The effort to reduce drug use and crime in black communities with increased sentences was echoed in California, where none other than Maxine Waters authored a 1979 bill aimed at curbing PCP use. The editorial board of the Los Angeles Sentinel, a prominent black newspaper, wrote that PCP dealers should be “tarred and feathered, burned at the stake, castrated, and any other horrendous thing which can be imagined.” The problem is, as Forman demonstrates, law enforcement and tough-on-crime rhetoric weren’t up to the task. Drug use and crime continued to rise, even as record numbers of offenders were sent to jail.

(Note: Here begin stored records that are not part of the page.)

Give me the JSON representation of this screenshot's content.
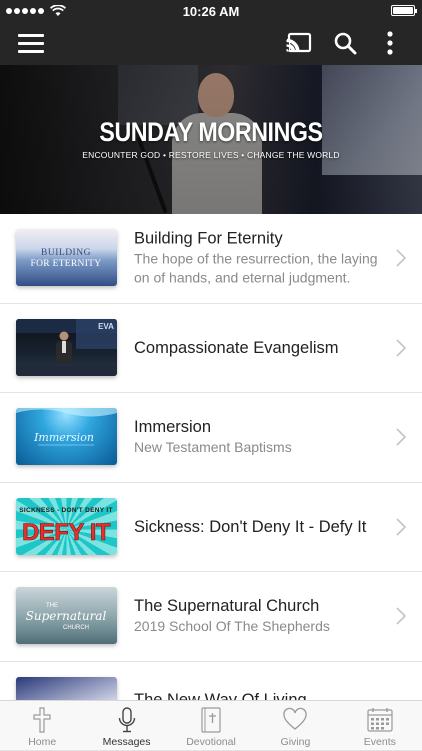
{
  "status_bar": {
    "time": "10:26 AM",
    "battery_level": 1.0,
    "signal_bars": 5
  },
  "app_bar": {
    "menu_icon": "hamburger-menu-icon",
    "cast_icon": "cast-icon",
    "search_icon": "search-icon",
    "more_icon": "more-vertical-icon"
  },
  "hero": {
    "title": "SUNDAY MORNINGS",
    "subtitle": "ENCOUNTER GOD • RESTORE LIVES • CHANGE THE WORLD"
  },
  "series": [
    {
      "title": "Building For Eternity",
      "subtitle": "The hope of the resurrection, the laying on of hands, and eternal judgment.",
      "thumb_text": "BUILDING FOR ETERNITY"
    },
    {
      "title": "Compassionate Evangelism",
      "subtitle": "",
      "thumb_text": "EVA"
    },
    {
      "title": "Immersion",
      "subtitle": "New Testament Baptisms",
      "thumb_text": "Immersion"
    },
    {
      "title": "Sickness: Don't Deny It - Defy It",
      "subtitle": "",
      "thumb_text_top": "SICKNESS - DON'T DENY IT",
      "thumb_text_main": "DEFY IT"
    },
    {
      "title": "The Supernatural Church",
      "subtitle": "2019 School Of The Shepherds",
      "thumb_text": "THE Supernatural CHURCH"
    },
    {
      "title": "The New Way Of Living",
      "subtitle": ""
    }
  ],
  "tabs": [
    {
      "label": "Home",
      "icon": "cross-icon",
      "active": false
    },
    {
      "label": "Messages",
      "icon": "microphone-icon",
      "active": true
    },
    {
      "label": "Devotional",
      "icon": "bible-icon",
      "active": false
    },
    {
      "label": "Giving",
      "icon": "heart-icon",
      "active": false
    },
    {
      "label": "Events",
      "icon": "calendar-icon",
      "active": false
    }
  ]
}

Alone this might not have had such dire consequences, but it was soon followed by another development: mandatory minimum sentencing. What I didn’t realize was that, for some, judicial discretion was perceived to favor white defendants. In fact, the strongest proponents for mandatory minimums in D.C. were black: Burtell Jefferson, the former chief., and John Ray, an ambitious city council member with an eye on the mayor’s seat. The mandatory minimums Ray proposed were, as Forman puts it, “rooted in a race-conscious defense of the black community.”
“And then,” as he puts it, “came crack.”
The introduction into the black community of this newer and much deadlier form of cocaine would become the most lethal drug period in our history. Crack dealers dealt not just in drugs but in violence: open, brazen, callous, and with weapons and tactics new to street-level crime. The murder rate in D.C. tripled within seven years, until it was the murder capital of America. By 1987, 60% of arrestees had crack in their systems.
How did the nation’s black leaders react to this scourge in their communities? As you might expect, given its history.
The president of the Prince George’s County NAACP said crack was “the worst thing to hit us since slavery.” This sentiment echoed across the nation, and now the gloves really came off. Police found themselves suddenly on the front lines–with new and corresponding weapons and tactics–of an existential threat to the black community. Jails filled up. Crack use abated. But the cost to the communities was huge, and still mounting.
I’ve lost friends to addiction and know its ravages first hand. I don’t say this to aggrandize my own experience but rather to relate this as a common experience. We don’t speak truthfully about addiction–just as we don’t speak truthfully about class or race or, as this book makes clear, the grayer shades of history. Ultimately Locking Up Our Own, for me, offers, if not a solution, then a more human vision of “the system.” He is subtly emphatic on this point: Systems don’t change themselves. The work isn’t going to be particularly glamorous, but suffering in denial just isn’t working.